• **Work instruction**: Down to the final character, output the records below as they stand.

• **Collected data entries**:
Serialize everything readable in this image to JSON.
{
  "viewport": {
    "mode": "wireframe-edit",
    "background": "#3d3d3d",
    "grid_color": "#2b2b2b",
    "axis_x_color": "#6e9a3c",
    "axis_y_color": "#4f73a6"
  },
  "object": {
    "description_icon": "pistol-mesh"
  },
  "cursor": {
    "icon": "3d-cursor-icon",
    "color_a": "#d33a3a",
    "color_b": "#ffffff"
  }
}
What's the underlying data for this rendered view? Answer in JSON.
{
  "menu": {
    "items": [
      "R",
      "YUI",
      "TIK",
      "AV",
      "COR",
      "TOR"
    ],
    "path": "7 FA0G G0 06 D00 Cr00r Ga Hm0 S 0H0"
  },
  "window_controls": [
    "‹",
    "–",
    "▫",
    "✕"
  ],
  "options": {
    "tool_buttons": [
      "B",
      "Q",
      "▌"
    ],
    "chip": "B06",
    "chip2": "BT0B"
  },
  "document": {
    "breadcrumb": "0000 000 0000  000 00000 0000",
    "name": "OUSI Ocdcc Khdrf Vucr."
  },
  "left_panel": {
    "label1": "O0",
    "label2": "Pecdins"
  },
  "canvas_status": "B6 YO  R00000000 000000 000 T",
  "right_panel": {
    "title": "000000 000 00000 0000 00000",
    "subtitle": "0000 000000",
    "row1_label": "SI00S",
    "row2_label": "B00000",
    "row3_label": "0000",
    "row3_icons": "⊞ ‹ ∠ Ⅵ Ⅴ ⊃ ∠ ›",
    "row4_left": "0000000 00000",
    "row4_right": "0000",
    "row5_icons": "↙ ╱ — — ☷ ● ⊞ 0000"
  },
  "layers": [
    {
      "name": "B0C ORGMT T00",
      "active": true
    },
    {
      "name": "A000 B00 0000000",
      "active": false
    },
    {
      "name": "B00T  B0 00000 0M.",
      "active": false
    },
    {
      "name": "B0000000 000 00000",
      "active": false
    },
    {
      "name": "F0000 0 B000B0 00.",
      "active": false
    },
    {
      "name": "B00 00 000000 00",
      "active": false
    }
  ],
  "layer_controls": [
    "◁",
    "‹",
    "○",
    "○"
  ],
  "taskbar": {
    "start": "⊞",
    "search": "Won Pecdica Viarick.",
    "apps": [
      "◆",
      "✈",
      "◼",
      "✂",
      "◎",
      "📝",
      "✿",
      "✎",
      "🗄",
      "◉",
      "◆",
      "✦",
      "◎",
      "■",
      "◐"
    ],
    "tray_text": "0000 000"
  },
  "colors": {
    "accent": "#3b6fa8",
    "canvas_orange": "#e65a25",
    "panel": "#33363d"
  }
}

• **Task result**:
Serialize everything readable in this image to JSON.
{
  "viewport": {
    "mode": "wireframe-edit",
    "background": "#3d3d3d",
    "grid_color": "#2b2b2b",
    "axis_x_color": "#6e9a3c",
    "axis_y_color": "#4f73a6"
  },
  "object": {
    "description_icon": "pistol-mesh"
  },
  "cursor": {
    "icon": "3d-cursor-icon",
    "color_a": "#d33a3a",
    "color_b": "#ffffff"
  }
}
What's the underlying data for this rendered view? Answer in JSON.
{
  "menu": {
    "items": [
      "R",
      "YUI",
      "TIK",
      "AV",
      "COR",
      "TOR"
    ],
    "path": "7 FA0G G0 06 D00 Cr00r Ga Hm0 S 0H0"
  },
  "window_controls": [
    "‹",
    "–",
    "▫",
    "✕"
  ],
  "options": {
    "tool_buttons": [
      "B",
      "Q",
      "▌"
    ],
    "chip": "B06",
    "chip2": "BT0B"
  },
  "document": {
    "breadcrumb": "0000 000 0000  000 00000 0000",
    "name": "OUSI Ocdcc Khdrf Vucr."
  },
  "left_panel": {
    "label1": "O0",
    "label2": "Pecdins"
  },
  "canvas_status": "B6 YO  R00000000 000000 000 T",
  "right_panel": {
    "title": "000000 000 00000 0000 00000",
    "subtitle": "0000 000000",
    "row1_label": "SI00S",
    "row2_label": "B00000",
    "row3_label": "0000",
    "row3_icons": "⊞ ‹ ∠ Ⅵ Ⅴ ⊃ ∠ ›",
    "row4_left": "0000000 00000",
    "row4_right": "0000",
    "row5_icons": "↙ ╱ — — ☷ ● ⊞ 0000"
  },
  "layers": [
    {
      "name": "B0C ORGMT T00",
      "active": true
    },
    {
      "name": "A000 B00 0000000",
      "active": false
    },
    {
      "name": "B00T  B0 00000 0M.",
      "active": false
    },
    {
      "name": "B0000000 000 00000",
      "active": false
    },
    {
      "name": "F0000 0 B000B0 00.",
      "active": false
    },
    {
      "name": "B00 00 000000 00",
      "active": false
    }
  ],
  "layer_controls": [
    "◁",
    "‹",
    "○",
    "○"
  ],
  "taskbar": {
    "start": "⊞",
    "search": "Won Pecdica Viarick.",
    "apps": [
      "◆",
      "✈",
      "◼",
      "✂",
      "◎",
      "📝",
      "✿",
      "✎",
      "🗄",
      "◉",
      "◆",
      "✦",
      "◎",
      "■",
      "◐"
    ],
    "tray_text": "0000 000"
  },
  "colors": {
    "accent": "#3b6fa8",
    "canvas_orange": "#e65a25",
    "panel": "#33363d"
  }
}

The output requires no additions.